DIRECTIONS → Nothing may be left out of the listing below but its images; repeat the rest exactly.

RECORDS SHOWN →
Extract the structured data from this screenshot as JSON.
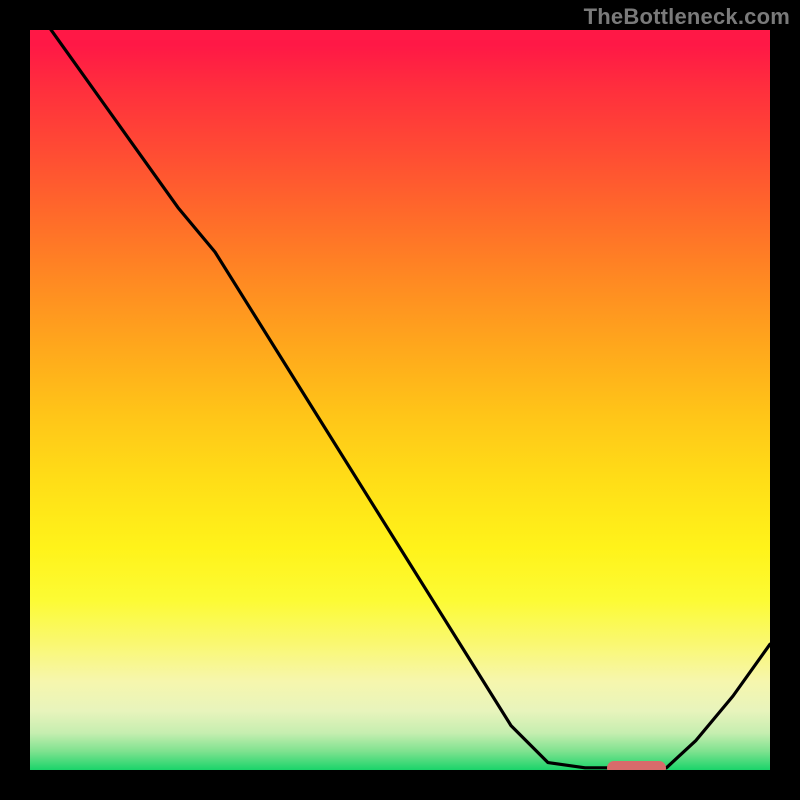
{
  "attribution": "TheBottleneck.com",
  "colors": {
    "frame": "#000000",
    "marker": "#d86b6b",
    "curve": "#000000"
  },
  "chart_data": {
    "type": "line",
    "title": "",
    "xlabel": "",
    "ylabel": "",
    "x": [
      0.0,
      0.05,
      0.1,
      0.15,
      0.2,
      0.25,
      0.3,
      0.35,
      0.4,
      0.45,
      0.5,
      0.55,
      0.6,
      0.65,
      0.7,
      0.75,
      0.78,
      0.8,
      0.83,
      0.86,
      0.9,
      0.95,
      1.0
    ],
    "values": [
      1.04,
      0.97,
      0.9,
      0.83,
      0.76,
      0.7,
      0.62,
      0.54,
      0.46,
      0.38,
      0.3,
      0.22,
      0.14,
      0.06,
      0.01,
      0.003,
      0.003,
      0.003,
      0.003,
      0.003,
      0.04,
      0.1,
      0.17
    ],
    "xlim": [
      0,
      1
    ],
    "ylim": [
      0,
      1
    ],
    "background": "gradient-red-to-green-vertical",
    "marker_segment": {
      "x0": 0.78,
      "x1": 0.86,
      "y": 0.003
    }
  }
}
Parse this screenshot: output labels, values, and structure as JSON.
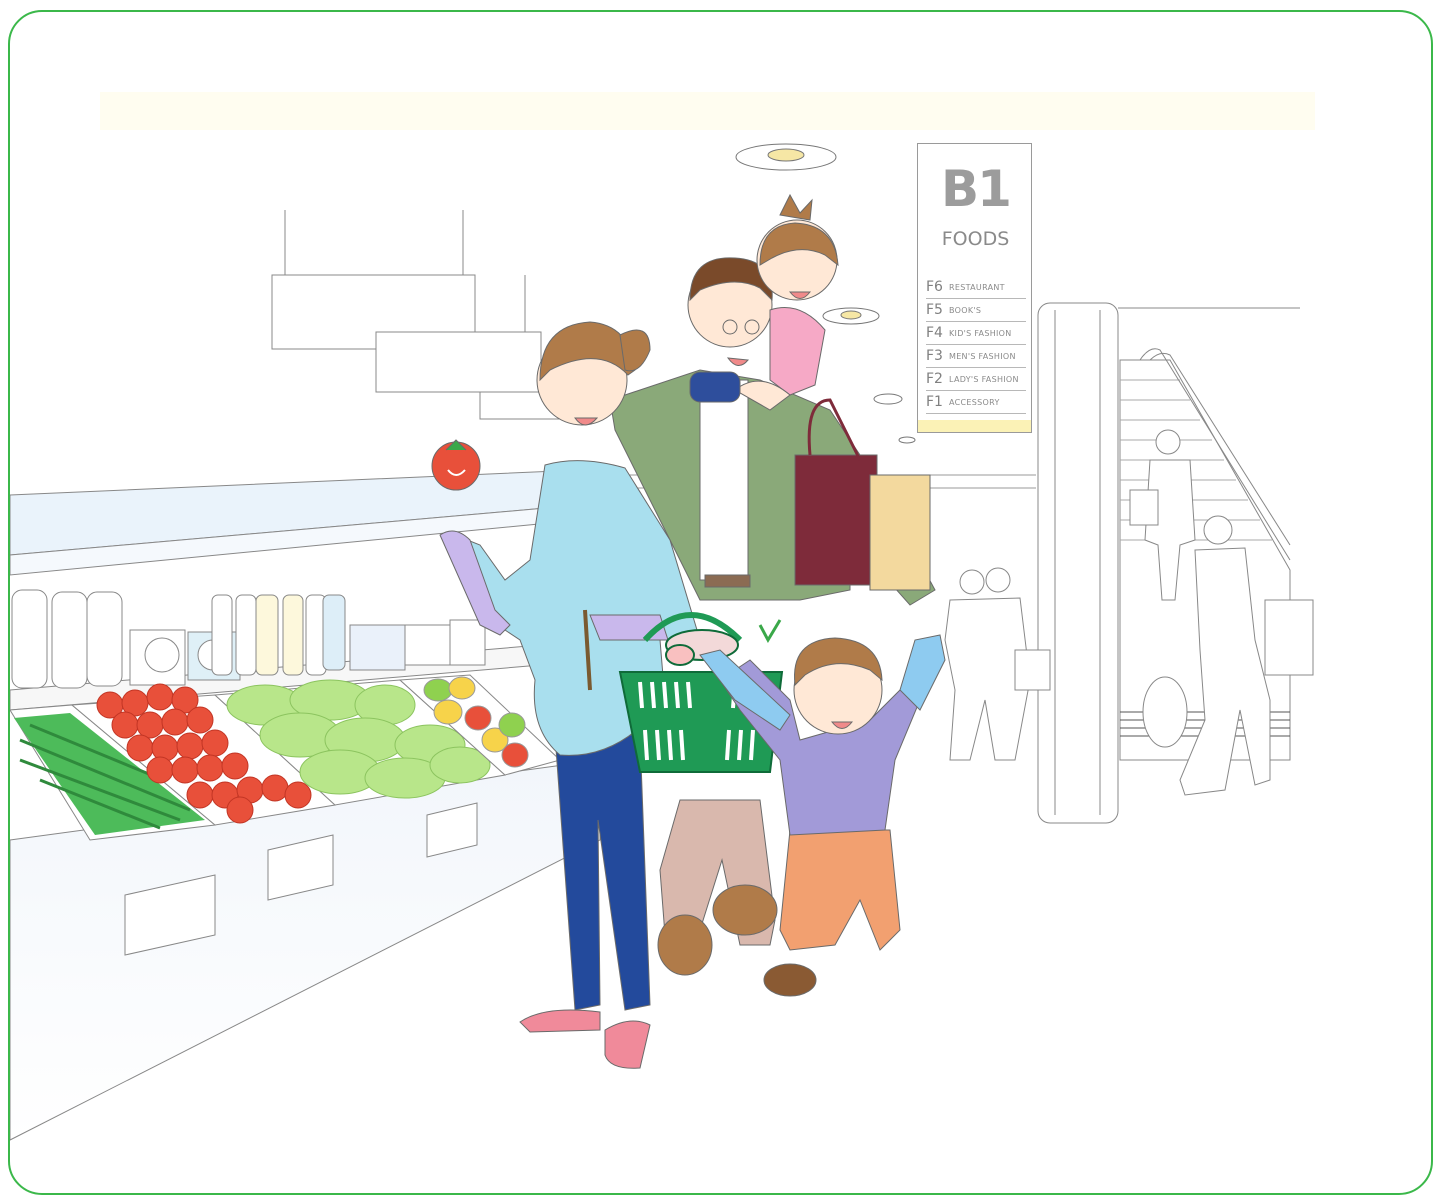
{
  "directory": {
    "level": "B1",
    "department": "FOODS",
    "floors": [
      {
        "floor": "F6",
        "name": "RESTAURANT"
      },
      {
        "floor": "F5",
        "name": "BOOK'S"
      },
      {
        "floor": "F4",
        "name": "KID'S FASHION"
      },
      {
        "floor": "F3",
        "name": "MEN'S FASHION"
      },
      {
        "floor": "F2",
        "name": "LADY'S FASHION"
      },
      {
        "floor": "F1",
        "name": "ACCESSORY"
      }
    ]
  },
  "colors": {
    "frame": "#3bb84a",
    "basket": "#1f9a55",
    "tomato": "#e8503a",
    "cucumber": "#4dbb5a",
    "lettuce": "#b8e68a",
    "mother_top": "#a9dfee",
    "mother_jeans": "#234a9c",
    "father_jacket": "#8aa979",
    "boy_shirt": "#a29ad8",
    "boy_pants": "#f2a070",
    "girl_dress": "#f6a9c6",
    "bag": "#7e2b3a"
  }
}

RESPONSE →
Extract the structured data from this screenshot as JSON.
{
  "attribution": "TheBottleneck.com",
  "colors": {
    "frame": "#000000",
    "marker": "#d86b6b",
    "curve": "#000000"
  },
  "chart_data": {
    "type": "line",
    "title": "",
    "xlabel": "",
    "ylabel": "",
    "x": [
      0.0,
      0.05,
      0.1,
      0.15,
      0.2,
      0.25,
      0.3,
      0.35,
      0.4,
      0.45,
      0.5,
      0.55,
      0.6,
      0.65,
      0.7,
      0.75,
      0.78,
      0.8,
      0.83,
      0.86,
      0.9,
      0.95,
      1.0
    ],
    "values": [
      1.04,
      0.97,
      0.9,
      0.83,
      0.76,
      0.7,
      0.62,
      0.54,
      0.46,
      0.38,
      0.3,
      0.22,
      0.14,
      0.06,
      0.01,
      0.003,
      0.003,
      0.003,
      0.003,
      0.003,
      0.04,
      0.1,
      0.17
    ],
    "xlim": [
      0,
      1
    ],
    "ylim": [
      0,
      1
    ],
    "background": "gradient-red-to-green-vertical",
    "marker_segment": {
      "x0": 0.78,
      "x1": 0.86,
      "y": 0.003
    }
  }
}
Parse this screenshot: output labels, values, and structure as JSON.
{
  "directory": {
    "level": "B1",
    "department": "FOODS",
    "floors": [
      {
        "floor": "F6",
        "name": "RESTAURANT"
      },
      {
        "floor": "F5",
        "name": "BOOK'S"
      },
      {
        "floor": "F4",
        "name": "KID'S FASHION"
      },
      {
        "floor": "F3",
        "name": "MEN'S FASHION"
      },
      {
        "floor": "F2",
        "name": "LADY'S FASHION"
      },
      {
        "floor": "F1",
        "name": "ACCESSORY"
      }
    ]
  },
  "colors": {
    "frame": "#3bb84a",
    "basket": "#1f9a55",
    "tomato": "#e8503a",
    "cucumber": "#4dbb5a",
    "lettuce": "#b8e68a",
    "mother_top": "#a9dfee",
    "mother_jeans": "#234a9c",
    "father_jacket": "#8aa979",
    "boy_shirt": "#a29ad8",
    "boy_pants": "#f2a070",
    "girl_dress": "#f6a9c6",
    "bag": "#7e2b3a"
  }
}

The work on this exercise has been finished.